Assigned task:
Read through the entries below and return each line with the word "feature".

Dataset extract:
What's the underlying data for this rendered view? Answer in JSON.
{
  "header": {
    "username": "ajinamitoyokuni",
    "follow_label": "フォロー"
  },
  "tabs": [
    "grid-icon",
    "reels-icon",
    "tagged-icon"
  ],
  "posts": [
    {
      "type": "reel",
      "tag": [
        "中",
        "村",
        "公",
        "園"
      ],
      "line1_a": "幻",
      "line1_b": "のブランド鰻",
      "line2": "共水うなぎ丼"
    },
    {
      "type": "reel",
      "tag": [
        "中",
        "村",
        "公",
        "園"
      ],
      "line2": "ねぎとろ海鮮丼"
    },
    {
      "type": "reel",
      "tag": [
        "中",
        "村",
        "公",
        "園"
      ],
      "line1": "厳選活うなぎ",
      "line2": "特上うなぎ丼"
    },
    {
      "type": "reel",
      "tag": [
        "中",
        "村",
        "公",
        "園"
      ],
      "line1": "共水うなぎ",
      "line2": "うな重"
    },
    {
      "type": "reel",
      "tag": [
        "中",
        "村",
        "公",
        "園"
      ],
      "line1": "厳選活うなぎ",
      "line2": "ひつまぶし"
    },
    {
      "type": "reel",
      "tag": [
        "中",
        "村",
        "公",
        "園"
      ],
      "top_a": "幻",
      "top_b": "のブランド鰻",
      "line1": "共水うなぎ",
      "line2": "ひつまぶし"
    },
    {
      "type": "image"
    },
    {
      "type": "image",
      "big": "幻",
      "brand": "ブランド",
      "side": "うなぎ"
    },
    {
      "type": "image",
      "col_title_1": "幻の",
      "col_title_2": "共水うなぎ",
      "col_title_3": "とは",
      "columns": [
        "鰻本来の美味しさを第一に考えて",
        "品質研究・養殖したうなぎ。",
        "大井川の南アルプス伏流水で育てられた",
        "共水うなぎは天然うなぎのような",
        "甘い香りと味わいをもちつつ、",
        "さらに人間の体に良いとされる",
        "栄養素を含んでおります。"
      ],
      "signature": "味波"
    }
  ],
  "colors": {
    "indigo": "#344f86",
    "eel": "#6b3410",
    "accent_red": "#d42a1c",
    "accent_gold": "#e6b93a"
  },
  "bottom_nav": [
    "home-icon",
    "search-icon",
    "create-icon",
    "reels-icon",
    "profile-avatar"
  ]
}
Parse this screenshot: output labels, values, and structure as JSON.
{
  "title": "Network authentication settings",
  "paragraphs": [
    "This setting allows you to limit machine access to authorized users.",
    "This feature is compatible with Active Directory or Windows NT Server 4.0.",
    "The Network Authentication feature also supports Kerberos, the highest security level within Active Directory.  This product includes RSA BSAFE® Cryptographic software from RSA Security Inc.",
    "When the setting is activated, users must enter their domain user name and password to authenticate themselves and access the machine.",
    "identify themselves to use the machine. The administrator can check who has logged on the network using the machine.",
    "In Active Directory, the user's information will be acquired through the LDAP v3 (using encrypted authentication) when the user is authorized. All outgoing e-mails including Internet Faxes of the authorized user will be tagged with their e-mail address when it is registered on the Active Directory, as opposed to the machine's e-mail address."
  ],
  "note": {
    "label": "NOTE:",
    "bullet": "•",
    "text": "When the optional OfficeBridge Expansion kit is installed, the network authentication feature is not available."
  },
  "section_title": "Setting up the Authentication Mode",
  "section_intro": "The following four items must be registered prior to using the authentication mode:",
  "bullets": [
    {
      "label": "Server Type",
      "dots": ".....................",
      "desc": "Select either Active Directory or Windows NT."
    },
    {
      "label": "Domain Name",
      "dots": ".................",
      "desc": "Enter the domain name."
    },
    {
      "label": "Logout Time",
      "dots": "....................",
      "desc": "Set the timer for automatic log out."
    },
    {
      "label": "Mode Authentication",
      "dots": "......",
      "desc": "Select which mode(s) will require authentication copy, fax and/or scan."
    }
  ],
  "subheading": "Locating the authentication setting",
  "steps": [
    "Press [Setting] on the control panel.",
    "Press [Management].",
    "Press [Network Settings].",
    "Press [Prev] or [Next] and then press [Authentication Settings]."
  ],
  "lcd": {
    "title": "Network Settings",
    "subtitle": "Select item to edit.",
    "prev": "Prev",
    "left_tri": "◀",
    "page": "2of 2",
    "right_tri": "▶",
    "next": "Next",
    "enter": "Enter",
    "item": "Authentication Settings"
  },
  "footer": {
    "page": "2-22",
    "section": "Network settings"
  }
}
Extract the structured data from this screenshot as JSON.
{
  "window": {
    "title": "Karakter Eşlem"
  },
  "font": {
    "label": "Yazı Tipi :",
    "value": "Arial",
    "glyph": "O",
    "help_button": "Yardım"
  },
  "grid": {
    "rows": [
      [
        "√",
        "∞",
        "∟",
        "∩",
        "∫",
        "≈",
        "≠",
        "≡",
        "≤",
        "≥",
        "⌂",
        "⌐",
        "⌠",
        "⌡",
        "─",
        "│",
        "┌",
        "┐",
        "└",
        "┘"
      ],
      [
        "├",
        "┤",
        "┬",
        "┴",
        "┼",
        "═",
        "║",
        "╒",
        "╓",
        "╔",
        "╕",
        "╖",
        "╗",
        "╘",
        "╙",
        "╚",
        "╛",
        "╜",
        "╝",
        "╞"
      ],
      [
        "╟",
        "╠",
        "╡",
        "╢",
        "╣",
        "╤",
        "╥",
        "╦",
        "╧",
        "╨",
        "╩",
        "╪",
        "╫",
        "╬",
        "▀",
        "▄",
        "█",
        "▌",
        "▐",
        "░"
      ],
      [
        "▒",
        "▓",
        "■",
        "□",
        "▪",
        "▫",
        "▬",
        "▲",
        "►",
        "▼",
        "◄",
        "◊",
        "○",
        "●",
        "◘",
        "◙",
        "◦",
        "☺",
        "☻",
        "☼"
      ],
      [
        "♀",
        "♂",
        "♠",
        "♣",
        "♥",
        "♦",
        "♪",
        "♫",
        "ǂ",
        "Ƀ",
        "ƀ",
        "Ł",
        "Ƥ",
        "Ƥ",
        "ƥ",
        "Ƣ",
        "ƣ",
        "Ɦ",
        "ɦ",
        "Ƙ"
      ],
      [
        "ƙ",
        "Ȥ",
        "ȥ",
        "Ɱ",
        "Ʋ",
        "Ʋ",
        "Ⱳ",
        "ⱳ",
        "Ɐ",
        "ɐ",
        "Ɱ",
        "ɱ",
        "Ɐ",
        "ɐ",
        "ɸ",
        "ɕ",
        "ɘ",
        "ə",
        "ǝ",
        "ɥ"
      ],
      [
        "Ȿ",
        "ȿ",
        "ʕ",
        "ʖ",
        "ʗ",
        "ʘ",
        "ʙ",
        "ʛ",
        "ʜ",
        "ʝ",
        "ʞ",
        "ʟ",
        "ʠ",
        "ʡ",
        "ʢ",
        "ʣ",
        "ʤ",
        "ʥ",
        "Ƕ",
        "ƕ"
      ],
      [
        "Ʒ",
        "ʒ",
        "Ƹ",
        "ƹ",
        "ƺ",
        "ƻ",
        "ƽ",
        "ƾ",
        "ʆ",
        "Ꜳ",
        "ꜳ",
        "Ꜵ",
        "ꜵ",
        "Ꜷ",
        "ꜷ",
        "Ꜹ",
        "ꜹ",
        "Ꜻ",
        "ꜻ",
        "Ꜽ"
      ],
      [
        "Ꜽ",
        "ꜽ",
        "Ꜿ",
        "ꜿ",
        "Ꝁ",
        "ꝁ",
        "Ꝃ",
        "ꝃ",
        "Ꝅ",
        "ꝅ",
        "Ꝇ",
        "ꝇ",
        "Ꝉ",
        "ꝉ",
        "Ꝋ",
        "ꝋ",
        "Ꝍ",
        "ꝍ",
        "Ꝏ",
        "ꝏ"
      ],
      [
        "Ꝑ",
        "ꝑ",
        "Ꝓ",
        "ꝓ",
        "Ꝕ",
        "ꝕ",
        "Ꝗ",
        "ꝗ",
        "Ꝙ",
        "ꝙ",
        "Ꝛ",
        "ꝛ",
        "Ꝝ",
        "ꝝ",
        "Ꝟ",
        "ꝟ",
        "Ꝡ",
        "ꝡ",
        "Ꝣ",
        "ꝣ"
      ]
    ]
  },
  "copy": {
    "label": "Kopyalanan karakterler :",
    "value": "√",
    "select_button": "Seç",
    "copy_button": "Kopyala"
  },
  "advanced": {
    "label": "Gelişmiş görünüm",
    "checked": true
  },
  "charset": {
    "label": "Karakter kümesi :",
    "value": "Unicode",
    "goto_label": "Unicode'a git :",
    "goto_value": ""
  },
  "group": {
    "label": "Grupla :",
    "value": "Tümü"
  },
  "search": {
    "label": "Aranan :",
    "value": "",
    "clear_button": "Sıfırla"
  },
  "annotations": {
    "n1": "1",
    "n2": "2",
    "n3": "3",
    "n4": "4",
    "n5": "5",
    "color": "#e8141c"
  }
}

Response area:
    "This feature is compatible with Active Directory or Windows NT Server 4.0.",
    "The Network Authentication feature also supports Kerberos, the highest security level within Active Directory.  This product includes RSA BSAFE® Cryptographic software from RSA Security Inc.",
    "text": "When the optional OfficeBridge Expansion kit is installed, the network authentication feature is not available."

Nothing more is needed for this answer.